“The war must be fought to a finish. Either Germany or England must win and the interests here on the Rhine are ready to fight until Germany wins.”
“Do you think Germany wants war with America?” I asked Thyssen.
“Never!” was his emphatic response. “First, because we have enemies enough, and, secondly, because in peace times, our relations with America are always most friendly. We want them to continue so after the war.”
Thyssen’s remarks could be taken on their face value were it not for the fact that the week before we arrived in these cities General Ludendorf, von Hindenhurg’s chief assistant and co-worker, was there to get the industrial leaders to manufacture more ammunition. Von Falkenhayn had made many enemies in this section because he cut down the ammunition manufacturing until these men were losing money. So the first thing von Hindenburg did was to double all orders for ammunition and war supplies and to send Ludendorf to the industrial centres to make peace with the men who were opposed to the Government.

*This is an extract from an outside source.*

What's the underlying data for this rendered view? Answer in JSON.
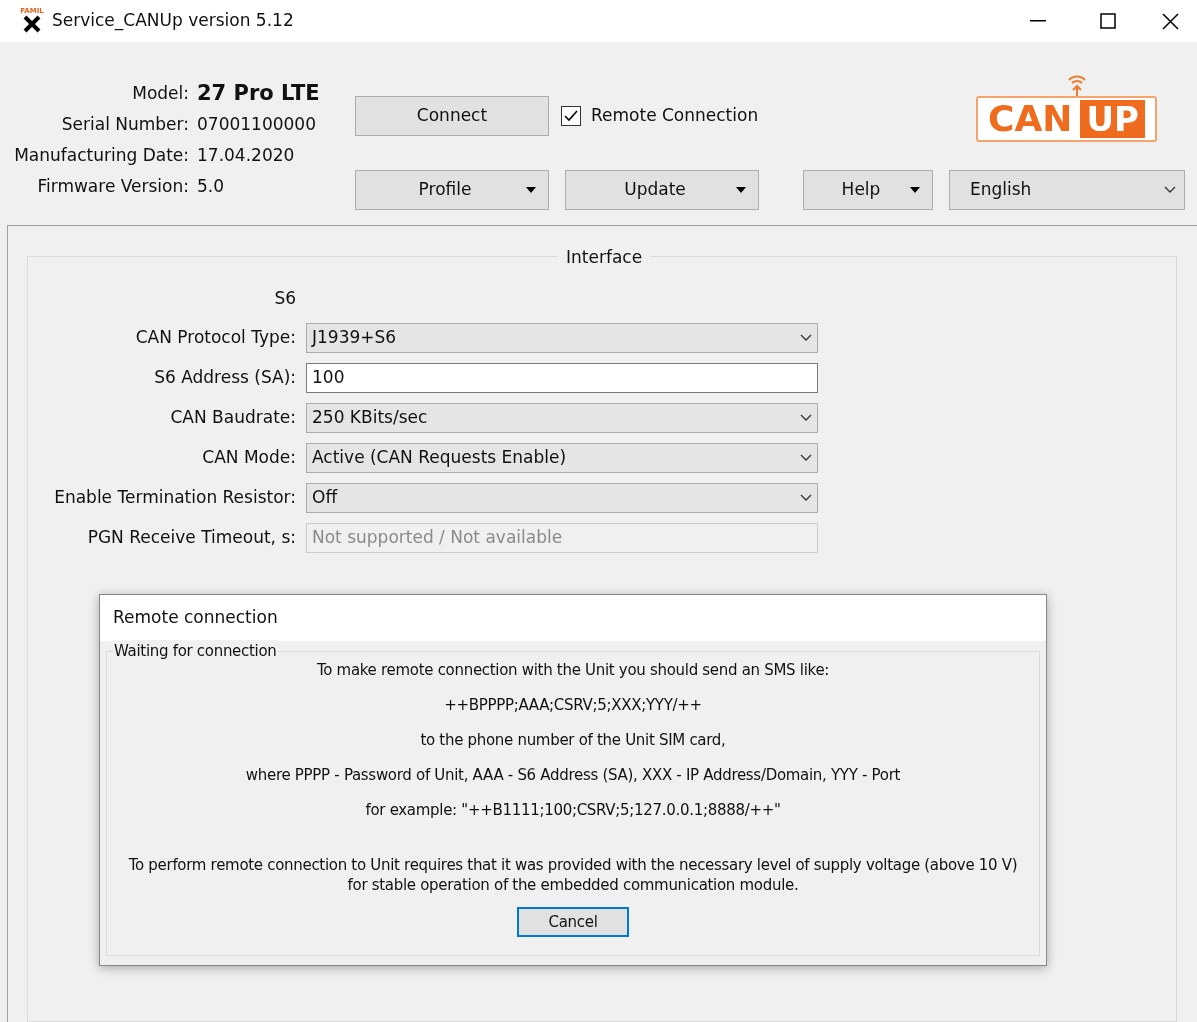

Thus from May to November German politics went through a period of transformation. No one knew exactly what would happen,—there were so many conflicting opinions. Political parties, industrial leaders and the press were so divided it was evident that something would have to be done or the German political organisation would strike a rock and go to pieces. The Socialists were still demanding election reforms during the war. The National Liberals were intriguing for a Reichstag Committee to have equal authority with the Foreign Office in dealing with all matters of international affairs. The landowners, who were losing money because the Government was confiscating so much food, were not only criticising von Bethmann-Hollweg but holding back as much food as they could for higher prices. The industrial leaders, who had been losing money because von Falkenhayn had decreased ammunition orders, were only partially satisfied by von Hindenburg’s step because they realised that unless the war was intensified the Government would not need such supplies indefinitely. They saw, too, that the attitude of President Wilson had so injured what little standing they still had in the neutral world that unless Germany won the war in a decisive way, their world connections would disappear forever and they would be forced to begin all over after the war. Faced by this predicament, they demanded a ruthless submarine warfare against all shipping in order that not only England but every other power should suffer, because the more ships and property of the enemies destroyed the more their chances with the rest of the world would be equalised when the war was over. Food conditions were becoming worse, the people were becoming more dissatisfied; losses on the battlefields were touching nearly every family. Depression was growing. Every one felt that something had to be done and done immediately.